When Pip is offered "great expectations" he assumes that Miss Havisham is his benefactor, because he has always wanted to be like her, and he knows she is wealthy. He is happy to accept money off somebody he knows to be rich and he believes that Miss Havisham has given him the money so that he can be equal to Estella because he has fallen in love with her. When Pip discovers that it is actually the convict that is his benefactor, he is unhappy because he hadn't given the convict much thought. He had assumed that he must be bad and poor, however Pip begins to understand and he helps the convict. He is angry at Miss Havisham for allowing him to believe that she was his benefactor. Overall, Dickens is trying to highlight the incorrect assumptions people make about wealth, and how in his time people thought poor people were bad and rich people good, which has never been the case. The moral of this story is that we should look at the whole person and not make assumptions because of the situations people are in. Basically; you can't judge a book by it's cover! I personally enjoyed the book and I particularly like the description Dickens uses and was intrigued at how the language used, can influence the reader to feel in a particular way. I did however sometimes find that the long sentences made it less readable, and sometimes the language was difficult to follow.

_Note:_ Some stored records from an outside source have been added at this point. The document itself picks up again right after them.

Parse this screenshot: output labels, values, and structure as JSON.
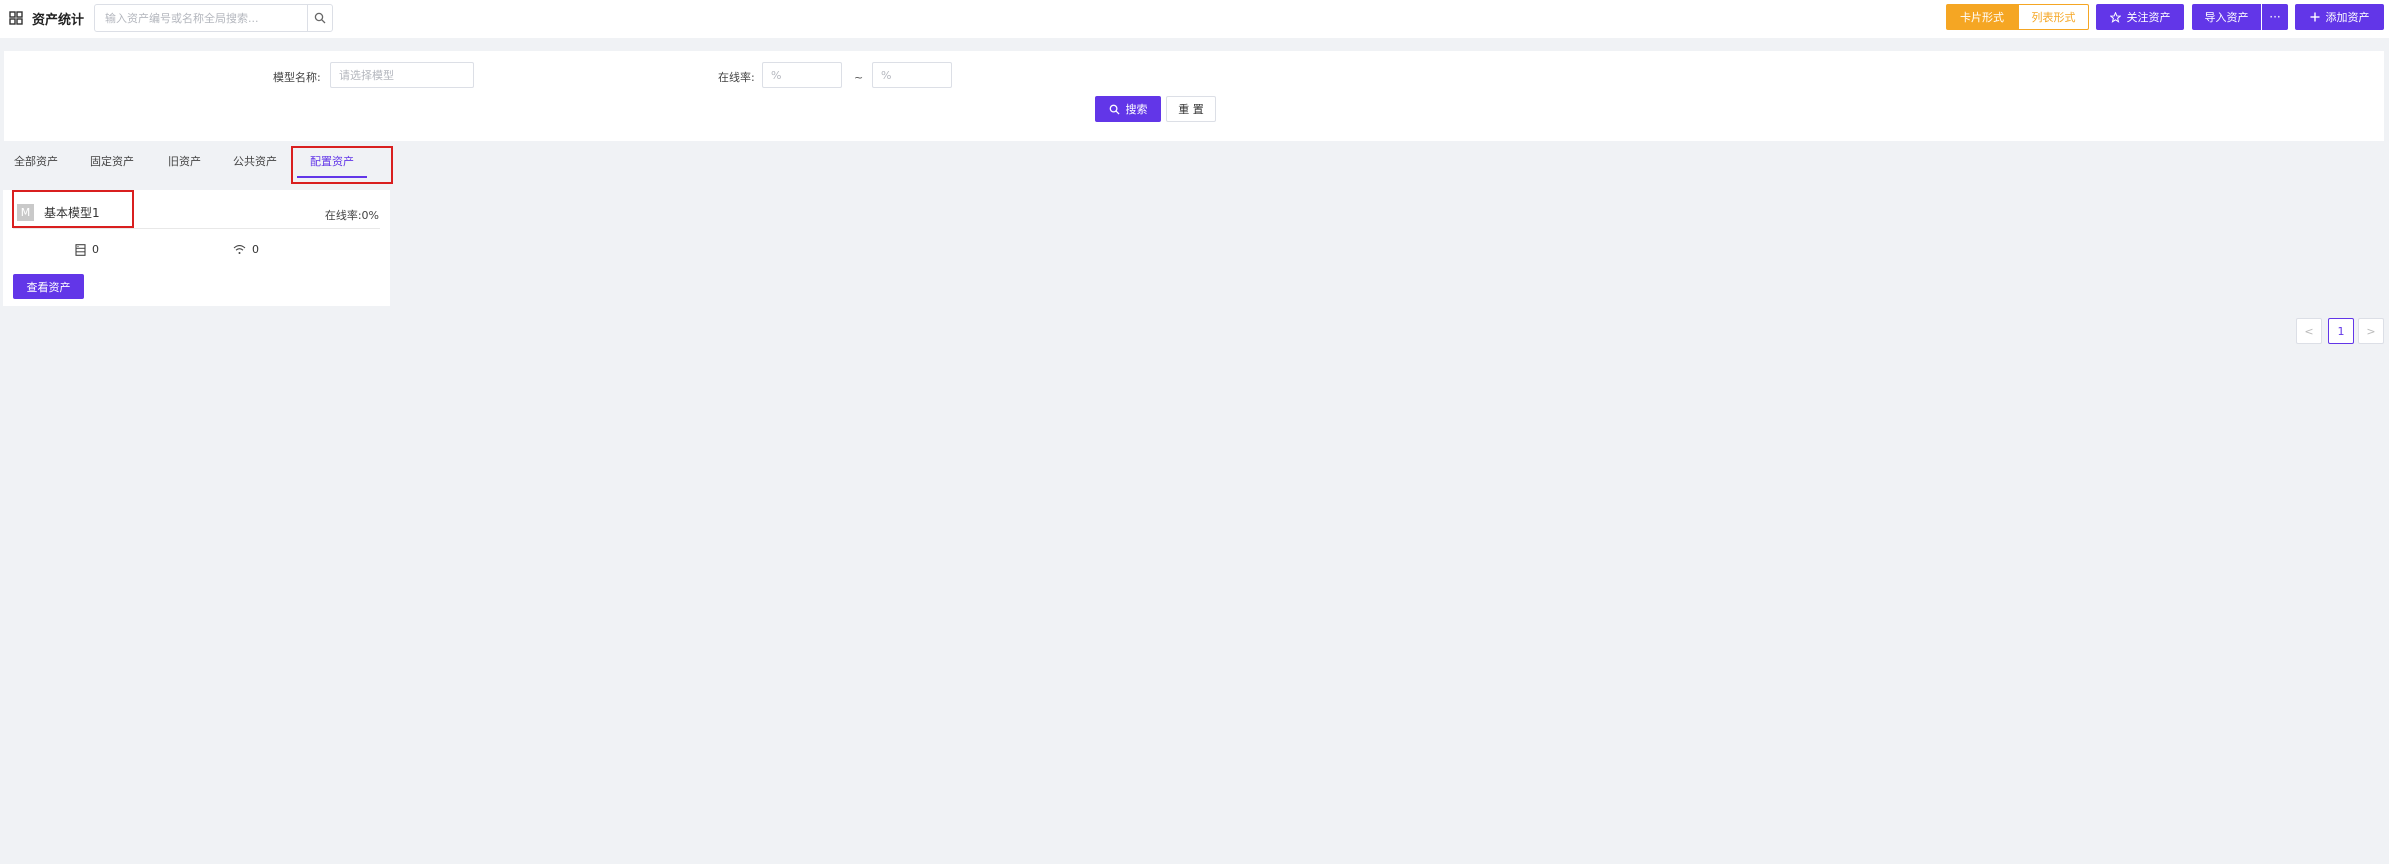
{
  "header": {
    "title": "资产统计",
    "search_placeholder": "输入资产编号或名称全局搜索...",
    "view_card_label": "卡片形式",
    "view_list_label": "列表形式",
    "follow_label": "关注资产",
    "import_label": "导入资产",
    "more_label": "···",
    "add_label": "添加资产"
  },
  "filters": {
    "model_name_label": "模型名称:",
    "model_name_placeholder": "请选择模型",
    "online_rate_label": "在线率:",
    "online_min_placeholder": "%",
    "online_max_placeholder": "%",
    "range_separator": "~",
    "search_label": "搜索",
    "reset_label": "重 置"
  },
  "tabs": [
    {
      "label": "全部资产",
      "active": false
    },
    {
      "label": "固定资产",
      "active": false
    },
    {
      "label": "旧资产",
      "active": false
    },
    {
      "label": "公共资产",
      "active": false
    },
    {
      "label": "配置资产",
      "active": true
    }
  ],
  "cards": [
    {
      "badge": "M",
      "name": "基本模型1",
      "online_rate_label": "在线率:",
      "online_rate_value": "0%",
      "device_count": "0",
      "online_count": "0",
      "view_label": "查看资产"
    }
  ],
  "pagination": {
    "prev_label": "<",
    "current_page": "1",
    "next_label": ">"
  },
  "colors": {
    "primary": "#6236e8",
    "warning": "#f5a623",
    "highlight_box": "#d91f1f"
  }
}
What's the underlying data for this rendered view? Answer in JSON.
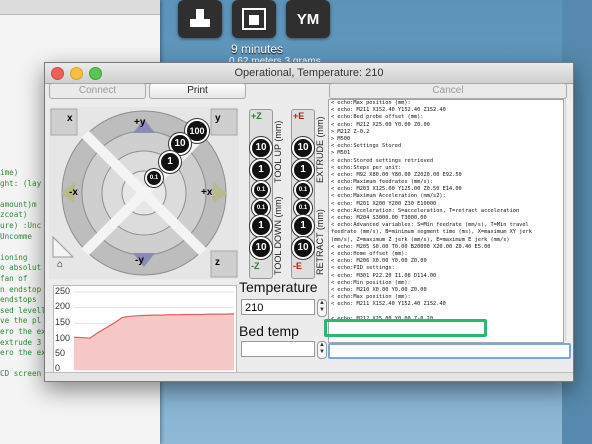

But, it has to be understood that this was written about one hundred and fifty years ago! By Amy Hudson ...read more.

The above preview is unformatted text

This student written piece of work is one of many that can be found in our GCSE Great Expectations section.

Found what you're looking for?

  • Start learning 29% faster today
  • 150,000+ documents available
  • Just £6.99 a month

Not the one? Search for your essay title...
  • Join over 1.2 million students every month
  • Accelerate your learning by 29%
  • Unlimited access from just £6.99 per month
  • Over 160,000 pieces
    of student written work
  • Annotated by
    experienced teachers
  • Ideas and feedback to
    improve your own work